On the tension of PERSONAL BRANDS:
There’s a real tension here: Do you bring your whole self to work?
- How can we be authentic without sharing TMI (too much information)?
- How can we be transparent without appearing unprofessional?
Read on to learn:
- why navigating this authenticity-TMI tension might be easier for advertisers
- how code-switching and filtering can help
- two LinkedIn “good news” stories!
THE PODCAST: “PERSONAL BRANDING: The AUTHENTICITY vs T.M.I. Tension”
For this week’s podcast on PERSONAL BRANDING, AUTHENTICITY & T.M.I., I interviewed advertising creative director & messaging strategist Tom Megginson.
Based on his experience as an advertising copywriter and research on consumer demographics and psychographics, Tom provides many inspiring insights. First and foremost, we need to consider our audience.
With whom are you communicating?
It turns out this “focus on the audience” advice might be easier for advertisers, who do that in their jobs every day:
- the focus group analogy (“Your personal brand is what they say when the moderator leaves the focus group oom…”)
- how product branding and personal branding have come full circle
- a new word for me: “exaptation“
- how code-switching and filtering can help (see below…)
? Click HERE to listen on your favourite podcast player
? Click HERE to read the printable shownotes
Enjoy the podcast!
How CODE-SWITCHING and FILTERING Can Help with this Tension
We CODE-SWITCH automatically!
- In a professional context, we talk with our boss differently than we talk with a client. Personally, we talk with our parents differently than we talk with our kids.
- Code-switching means considering the topics we discuss, the formality of our communication, and even the medium.
We CODE-SWITCH across generations.
- Based on demographic and psychographic research, there are stereotypes associated with the various generational cohorts:
- the formal Silent Generation
- the cooler but conformist Baby Boomers
- the cynical Gen X’rs
- the protected Millennials
- the inspiration- and validation-seeking Gen Zs.
- There’s no right or wrong culture. In fact, the younger generations are affecting all of us in positive ways, like encouraging us to talk openly about some critical, previously taboo topics, such as mental health.
We CODE-SWITCH across media.
- Older folks may prefer the phone or face to face. Younger folks might prefer some media that I haven’t even heard of!
- We code switch depending on which social media platform we’re on. We share different things on LinkedIn versus what we share on TikTok. (Of course!)
We FILTER what parts of our authentic self we choose to share.
- We’re not changing who we are, we’re filtering what part of us to share!
- TMI (TOO MUCH Information) is a misnomer. It’s not about quantity, it’s about the substance or the content of the information.

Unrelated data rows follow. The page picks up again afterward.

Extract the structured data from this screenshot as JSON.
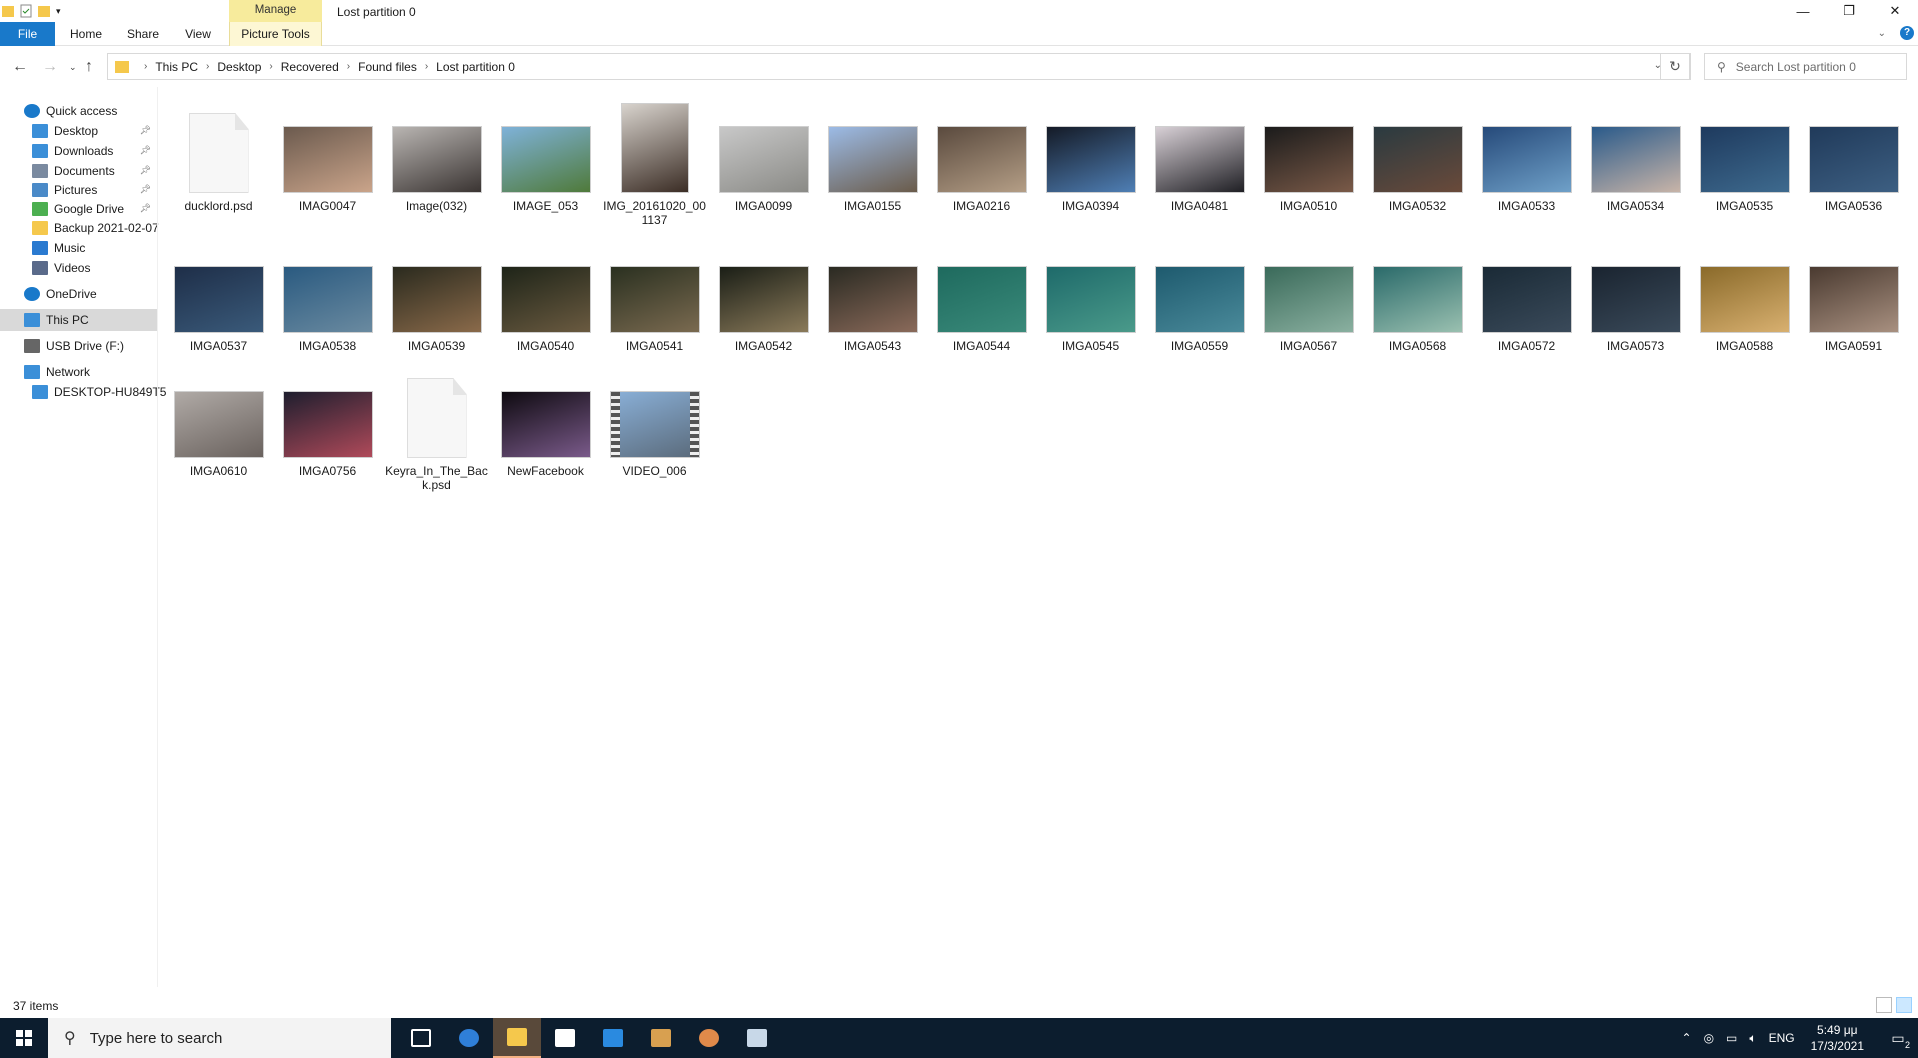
{
  "window": {
    "title": "Lost partition 0",
    "contextual_group": "Manage"
  },
  "ribbon": {
    "tabs": [
      "File",
      "Home",
      "Share",
      "View",
      "Picture Tools"
    ]
  },
  "address": {
    "breadcrumbs": [
      "This PC",
      "Desktop",
      "Recovered",
      "Found files",
      "Lost partition 0"
    ],
    "search_placeholder": "Search Lost partition 0"
  },
  "nav": {
    "items": [
      {
        "label": "Quick access",
        "icon": "star-icon",
        "level": 0,
        "pinned": false,
        "selected": false
      },
      {
        "label": "Desktop",
        "icon": "desktop-icon",
        "level": 1,
        "pinned": true,
        "selected": false
      },
      {
        "label": "Downloads",
        "icon": "download-icon",
        "level": 1,
        "pinned": true,
        "selected": false
      },
      {
        "label": "Documents",
        "icon": "documents-icon",
        "level": 1,
        "pinned": true,
        "selected": false
      },
      {
        "label": "Pictures",
        "icon": "pictures-icon",
        "level": 1,
        "pinned": true,
        "selected": false
      },
      {
        "label": "Google Drive",
        "icon": "google-drive-icon",
        "level": 1,
        "pinned": true,
        "selected": false
      },
      {
        "label": "Backup 2021-02-07",
        "icon": "folder-icon",
        "level": 1,
        "pinned": false,
        "selected": false
      },
      {
        "label": "Music",
        "icon": "music-icon",
        "level": 1,
        "pinned": false,
        "selected": false
      },
      {
        "label": "Videos",
        "icon": "videos-icon",
        "level": 1,
        "pinned": false,
        "selected": false
      },
      {
        "label": "OneDrive",
        "icon": "cloud-icon",
        "level": 0,
        "pinned": false,
        "selected": false
      },
      {
        "label": "This PC",
        "icon": "computer-icon",
        "level": 0,
        "pinned": false,
        "selected": true
      },
      {
        "label": "USB Drive (F:)",
        "icon": "usb-drive-icon",
        "level": 0,
        "pinned": false,
        "selected": false
      },
      {
        "label": "Network",
        "icon": "network-icon",
        "level": 0,
        "pinned": false,
        "selected": false
      },
      {
        "label": "DESKTOP-HU849T5",
        "icon": "computer-icon",
        "level": 1,
        "pinned": false,
        "selected": false
      }
    ]
  },
  "files": [
    {
      "name": "ducklord.psd",
      "kind": "doc"
    },
    {
      "name": "IMAG0047",
      "kind": "img",
      "colors": [
        "#6b5a4e",
        "#caa48a"
      ]
    },
    {
      "name": "Image(032)",
      "kind": "img",
      "colors": [
        "#b9b5b2",
        "#3a3432"
      ]
    },
    {
      "name": "IMAGE_053",
      "kind": "img",
      "colors": [
        "#7fb2d9",
        "#4f7a3a"
      ]
    },
    {
      "name": "IMG_20161020_001137",
      "kind": "img",
      "colors": [
        "#d8d3cd",
        "#3b2d25"
      ],
      "tall": true
    },
    {
      "name": "IMGA0099",
      "kind": "img",
      "colors": [
        "#c8c8c8",
        "#8a8a86"
      ]
    },
    {
      "name": "IMGA0155",
      "kind": "img",
      "colors": [
        "#9cbbe6",
        "#6a5b4a"
      ]
    },
    {
      "name": "IMGA0216",
      "kind": "img",
      "colors": [
        "#5a4a3e",
        "#b49e86"
      ]
    },
    {
      "name": "IMGA0394",
      "kind": "img",
      "colors": [
        "#141a26",
        "#4f7fb5"
      ]
    },
    {
      "name": "IMGA0481",
      "kind": "img",
      "colors": [
        "#d8d0d6",
        "#1f1f24"
      ]
    },
    {
      "name": "IMGA0510",
      "kind": "img",
      "colors": [
        "#1b1b1b",
        "#7a5a48"
      ]
    },
    {
      "name": "IMGA0532",
      "kind": "img",
      "colors": [
        "#2a3a40",
        "#6a4a3a"
      ]
    },
    {
      "name": "IMGA0533",
      "kind": "img",
      "colors": [
        "#264a7a",
        "#6fa0c8"
      ]
    },
    {
      "name": "IMGA0534",
      "kind": "img",
      "colors": [
        "#2a5a8a",
        "#c8b4a8"
      ]
    },
    {
      "name": "IMGA0535",
      "kind": "img",
      "colors": [
        "#1e3a5e",
        "#3e6a8e"
      ]
    },
    {
      "name": "IMGA0536",
      "kind": "img",
      "colors": [
        "#203a5a",
        "#3d5f82"
      ]
    },
    {
      "name": "IMGA0537",
      "kind": "img",
      "colors": [
        "#1e2e48",
        "#3a5a7a"
      ]
    },
    {
      "name": "IMGA0538",
      "kind": "img",
      "colors": [
        "#2a5a80",
        "#6a8aa0"
      ]
    },
    {
      "name": "IMGA0539",
      "kind": "img",
      "colors": [
        "#2a2a1e",
        "#8a6a4a"
      ]
    },
    {
      "name": "IMGA0540",
      "kind": "img",
      "colors": [
        "#1e2418",
        "#6a5a40"
      ]
    },
    {
      "name": "IMGA0541",
      "kind": "img",
      "colors": [
        "#2a3020",
        "#7a6a50"
      ]
    },
    {
      "name": "IMGA0542",
      "kind": "img",
      "colors": [
        "#1a1e16",
        "#8a7a5a"
      ]
    },
    {
      "name": "IMGA0543",
      "kind": "img",
      "colors": [
        "#2a2a22",
        "#8a6a5a"
      ]
    },
    {
      "name": "IMGA0544",
      "kind": "img",
      "colors": [
        "#1e6a5e",
        "#3a8a7a"
      ]
    },
    {
      "name": "IMGA0545",
      "kind": "img",
      "colors": [
        "#1e6a6a",
        "#4a9a8a"
      ]
    },
    {
      "name": "IMGA0559",
      "kind": "img",
      "colors": [
        "#1e5a6e",
        "#4a8a9a"
      ]
    },
    {
      "name": "IMGA0567",
      "kind": "img",
      "colors": [
        "#3a6a5a",
        "#8ab0a0"
      ]
    },
    {
      "name": "IMGA0568",
      "kind": "img",
      "colors": [
        "#2a6a6a",
        "#9ac0b0"
      ]
    },
    {
      "name": "IMGA0572",
      "kind": "img",
      "colors": [
        "#1a2a36",
        "#3a4a5a"
      ]
    },
    {
      "name": "IMGA0573",
      "kind": "img",
      "colors": [
        "#1a2430",
        "#3a4a5a"
      ]
    },
    {
      "name": "IMGA0588",
      "kind": "img",
      "colors": [
        "#8a6a2a",
        "#d8b070"
      ]
    },
    {
      "name": "IMGA0591",
      "kind": "img",
      "colors": [
        "#4a3a30",
        "#a89080"
      ]
    },
    {
      "name": "IMGA0610",
      "kind": "img",
      "colors": [
        "#b0aaa6",
        "#6a625e"
      ]
    },
    {
      "name": "IMGA0756",
      "kind": "img",
      "colors": [
        "#1e1e2e",
        "#b04a5a"
      ]
    },
    {
      "name": "Keyra_In_The_Back.psd",
      "kind": "doc"
    },
    {
      "name": "NewFacebook",
      "kind": "img",
      "colors": [
        "#0e0a10",
        "#7a5a8a"
      ]
    },
    {
      "name": "VIDEO_006",
      "kind": "video",
      "colors": [
        "#8ab0d8",
        "#5a6a7a"
      ]
    }
  ],
  "status": {
    "item_count": "37 items"
  },
  "taskbar": {
    "search_placeholder": "Type here to search",
    "apps": [
      "task-view-icon",
      "edge-icon",
      "file-explorer-icon",
      "store-icon",
      "mail-icon",
      "photos-icon",
      "app-orange-icon",
      "app-window-icon"
    ],
    "language": "ENG",
    "time": "5:49 μμ",
    "date": "17/3/2021",
    "notifications": "2"
  }
}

- Tom reminds us that we can mend our filter. When we speak out of turn, when we realize we said something we shouldn’t have, we can mend that filter.
Two “Good News” LinkedIn Stories!

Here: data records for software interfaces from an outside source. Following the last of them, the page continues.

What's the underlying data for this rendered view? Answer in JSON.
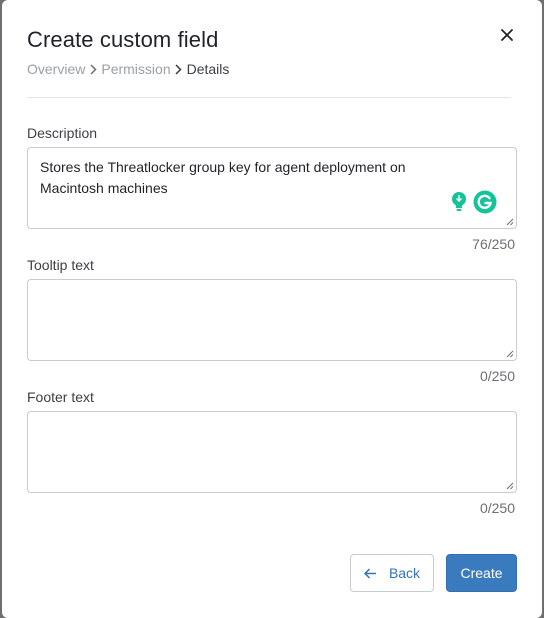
{
  "dialog": {
    "title": "Create custom field",
    "close_icon": "close-icon"
  },
  "breadcrumb": {
    "items": [
      "Overview",
      "Permission",
      "Details"
    ],
    "current_index": 2
  },
  "fields": {
    "description": {
      "label": "Description",
      "value": "Stores the Threatlocker group key for agent deployment on Macintosh machines",
      "counter": "76/250"
    },
    "tooltip": {
      "label": "Tooltip text",
      "value": "",
      "counter": "0/250"
    },
    "footer": {
      "label": "Footer text",
      "value": "",
      "counter": "0/250"
    }
  },
  "actions": {
    "back_label": "Back",
    "create_label": "Create"
  },
  "colors": {
    "primary": "#3a7bbf",
    "grammarly": "#15c39a"
  }
}
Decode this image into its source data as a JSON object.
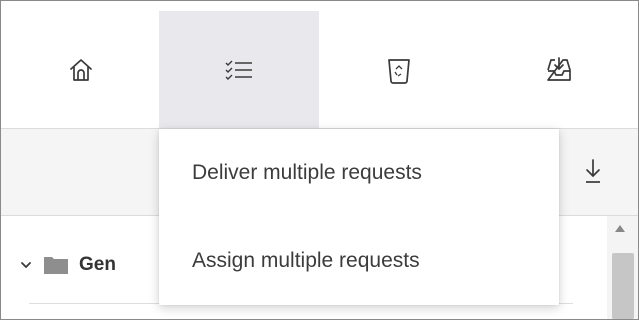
{
  "toolbar": {
    "icons": [
      "home-icon",
      "checklist-icon",
      "recycle-bin-icon",
      "inbox-download-icon"
    ],
    "active_index": 1
  },
  "menu": {
    "items": [
      {
        "label": "Deliver multiple requests"
      },
      {
        "label": "Assign multiple requests"
      }
    ]
  },
  "tree": {
    "folder_label": "Gen"
  },
  "icons": {
    "download": "download-icon",
    "chevron": "chevron-down-icon",
    "folder": "folder-icon"
  },
  "colors": {
    "active_tab_bg": "#e8e8ed",
    "subbar_bg": "#f5f5f5"
  }
}
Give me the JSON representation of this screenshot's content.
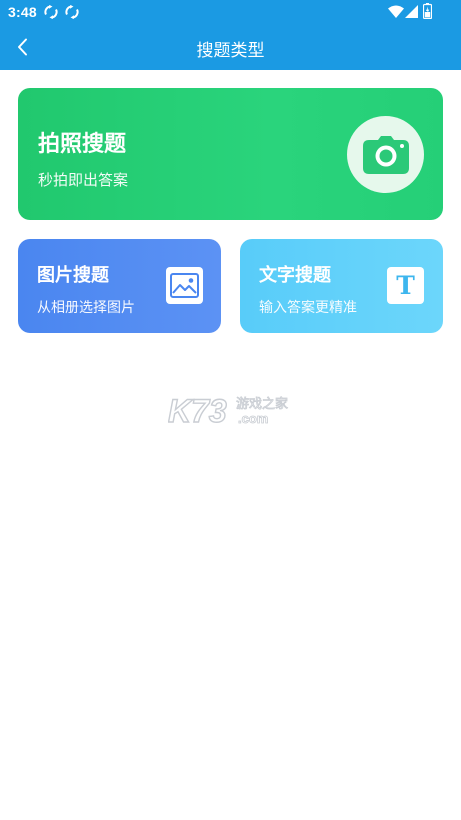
{
  "status_bar": {
    "time": "3:48"
  },
  "header": {
    "title": "搜题类型"
  },
  "cards": {
    "photo": {
      "title": "拍照搜题",
      "subtitle": "秒拍即出答案"
    },
    "image": {
      "title": "图片搜题",
      "subtitle": "从相册选择图片"
    },
    "text": {
      "title": "文字搜题",
      "subtitle": "输入答案更精准",
      "icon_glyph": "T"
    }
  },
  "watermark": {
    "brand": "K73",
    "tagline": "游戏之家",
    "domain": ".com"
  },
  "colors": {
    "header_blue": "#1b9ae3",
    "photo_card_green": "#25cf77",
    "image_card_blue": "#4a86f0",
    "text_card_cyan": "#58ccf9"
  }
}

First: How I met Tom Megginson.
We met on LinkedIn! Tom posted a very insightful comment on one of my personal branding posts. So I went to his LinkedIn profile and … I was impressed!
Tom’s gets full points for the 3 most important elements in our LinkedIn Profiles:
- Your Headshot – Tom Megginson’s headshot is professional, yet creative. (Perfect!)
- Your Title – Tom Megginson’s title is “Creative Director, messaging strategist, and seasoned storyteller, Freelance consultant.” (This is the guy we need to talk to!)
- Your Background Image – Tom Megginson’s background is the autographed corner of a print ad he created for the Jane Goodall Institute, with the caption “Cousin, we need to talk.” (“TALK?” I was intrigued!)
This connection with Tom Megginson is the up-side of LinkedIn. But there’s more…
Second – just 3 words.
A few weeks ago I read about then Tokyo Olympics head Yoshiri Mori making derogatory, sexist and FALSE statements about women’s communication styles. Particularly that if women’s “…speaking time isn’t restricted to a certain extent, they have difficulty finishing, which is annoying.”
Research shows that is not true.
What is true?
- Yoshiro Mori used 38 words. I used 3: “Do the research.”
- My LinkedIn post has received more views than any of my previous posts. (currently at >22,000!)
- Yoshiro Mori was finally forced to resign following the international uproar in the media and on social media!
For good reason, social media can sometimes get a bad rap. But sometimes social media can be a force for good – like connecting with folks such as Tom Megginson, and like when it amplifies outcry against discrimination!
I leave you with that.
Please forward this email to anyone who might appreciate some advice on personal branding and communication skills. Thank you!
Dr. Andrea Wojnicki
Chief Talker & Communication Coach